Arturo Vidal

At least with Lionel Messi and Cristiano Ronaldo, the things they do can’t be replicated. Messi’s less a soccer player, and more an extraterrestrial sprite, gliding in and out of different dimensions, scoring goals just to show humans how inadequate we really are. Ronaldo’s a fully groomed Zeus-tank who explodes the sport just to show how dumb the game really is — and so he has an excuse to flex a single thigh muscle.

Everything Arturo Vidal does, though, can be done just as well by someone else. Except, well, all of it.

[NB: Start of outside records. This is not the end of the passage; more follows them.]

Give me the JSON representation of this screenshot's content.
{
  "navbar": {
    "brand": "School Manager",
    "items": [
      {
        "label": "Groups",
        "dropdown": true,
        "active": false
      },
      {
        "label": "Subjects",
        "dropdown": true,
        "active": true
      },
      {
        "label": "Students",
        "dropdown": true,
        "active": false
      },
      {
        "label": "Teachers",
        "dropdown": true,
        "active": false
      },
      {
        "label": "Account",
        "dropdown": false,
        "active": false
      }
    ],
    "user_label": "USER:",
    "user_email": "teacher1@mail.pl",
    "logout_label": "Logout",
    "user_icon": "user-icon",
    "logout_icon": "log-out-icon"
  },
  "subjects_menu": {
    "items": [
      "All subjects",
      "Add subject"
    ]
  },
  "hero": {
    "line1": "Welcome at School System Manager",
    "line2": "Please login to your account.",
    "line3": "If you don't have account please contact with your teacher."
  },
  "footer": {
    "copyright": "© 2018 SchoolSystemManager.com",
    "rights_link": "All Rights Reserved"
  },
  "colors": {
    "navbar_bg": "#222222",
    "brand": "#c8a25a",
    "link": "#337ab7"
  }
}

Tactics expert Michael Cox recently called Vidal “the world’s best footballer,” as another way of saying that the 26-year-old midfielder does everything other than put on a pair of keeper gloves. As soccer has moved toward complete players who can fit in anywhere, and away from anyone who’s played for Tony Pulis, Vidal has most embodied and accelerated the trend. Since moving to Juventus from Bayer Leverkusen in the summer of 2011, Vidal has won two Scudettos, scored 25 goals, and assisted on 15. He led Juve in goals (10) and assists (eight) last season, and he’s on pace to surpass both of those totals this season, with eight goals and four assists in less than half a year. And yet, despite playing for the best team in Italy, he’s been in the top five of tackles per game in all three of his seasons in Serie A.

Oh, and about that team: With 16 wins, a loss, and a draw through 18 games, it’s on pace to set the record for the most points in a Serie A season. All of which was confirmed yesterday with a 3-0 win over Roma, who were undefeated and in second place before the match. Vidal’s 17th-minute goal was a nice snapshot of his all-everything-ness: cutting in from the wing, outside to inside, with a long run, angled just right to stay onside, capped off by a calmly placed, inside-of-the-foot finish.

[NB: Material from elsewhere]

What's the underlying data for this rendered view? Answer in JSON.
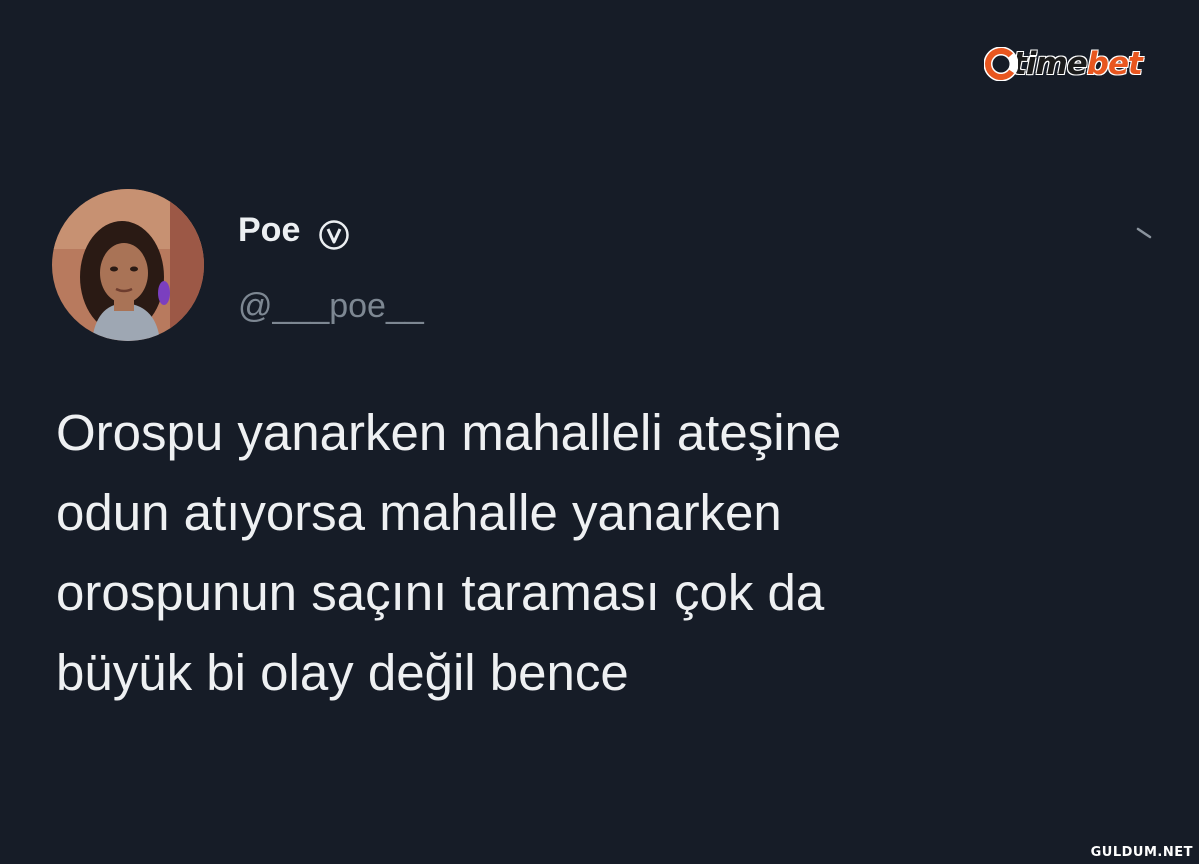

Players like Vidal, in any sport, often get stuck with the “jack-of-all-trades, master of none” label. Yeah, but what is he great at? Except, with Vidal, it’s more master of all, and who is this Jack guy? He runs as much and as hard as anyone — he’s literally that dude in preseason who keeps running when he’s already done, yelling at everyone to keep going — and he leads his team in assists. He wins more tackles than Nigel de Jong, and he scores more goals than Mario Balotelli. He plays as an attacking midfielder for Chile and an emergency center back for Juve. Vidal’s so fine-tuned and efficient that his (phenomenal) haircut probably turns him into some kind of aerodynamic human shark.

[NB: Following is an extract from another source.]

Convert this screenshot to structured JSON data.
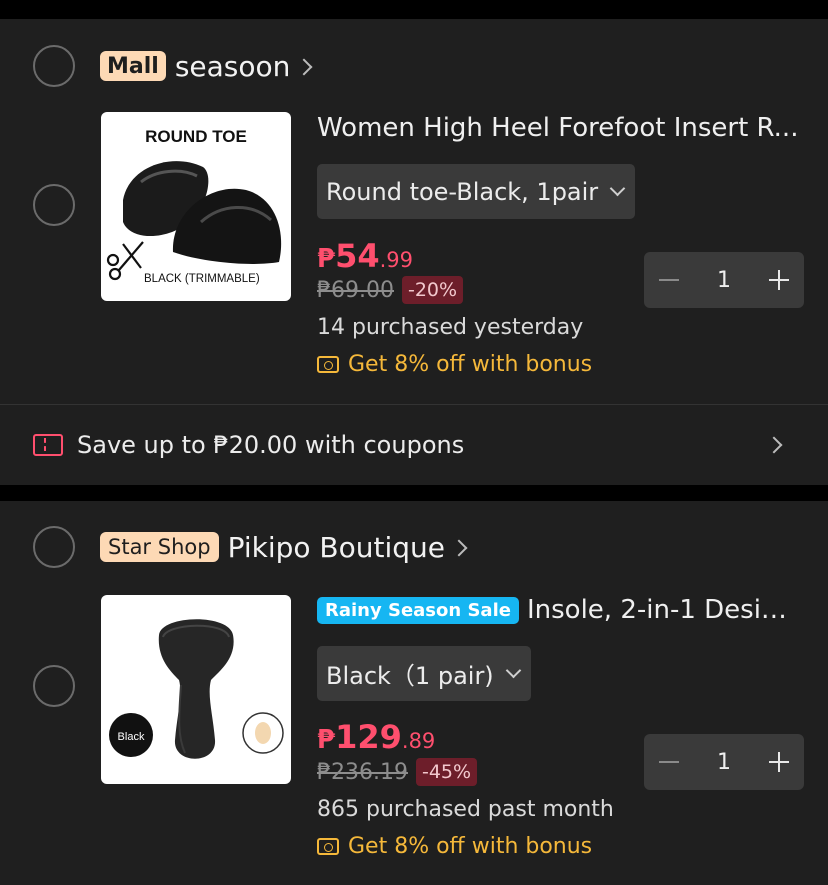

None of this is new or sudden, just consistent, progressing greatness. He almost signed with Bayern Munich in 2011, which really would’ve been unfair. Every team in Europe wants their own Vidal, and Juventus just re-signed him through 2017. (Although this ranking from the Guardian — he’s 26th — suggests he’s still undervalued.) But with Juve eliminated from the Champions League (where Vidal scored five goals in six games) and looking like they’ll skip to another title, his name will probably remain unknown to most people who live in the country that shows Serie A on beIN Sport. And even at the World Cup, Chile will face the toughest two-team draw in the tournament, so that might be a quick blip, too. Consider this your first Arturo Vidal PSA, then: If you like soccer, he does it better than anyone.

Filed Under: Soccer, Cristiano Ronaldo, Lionel Messi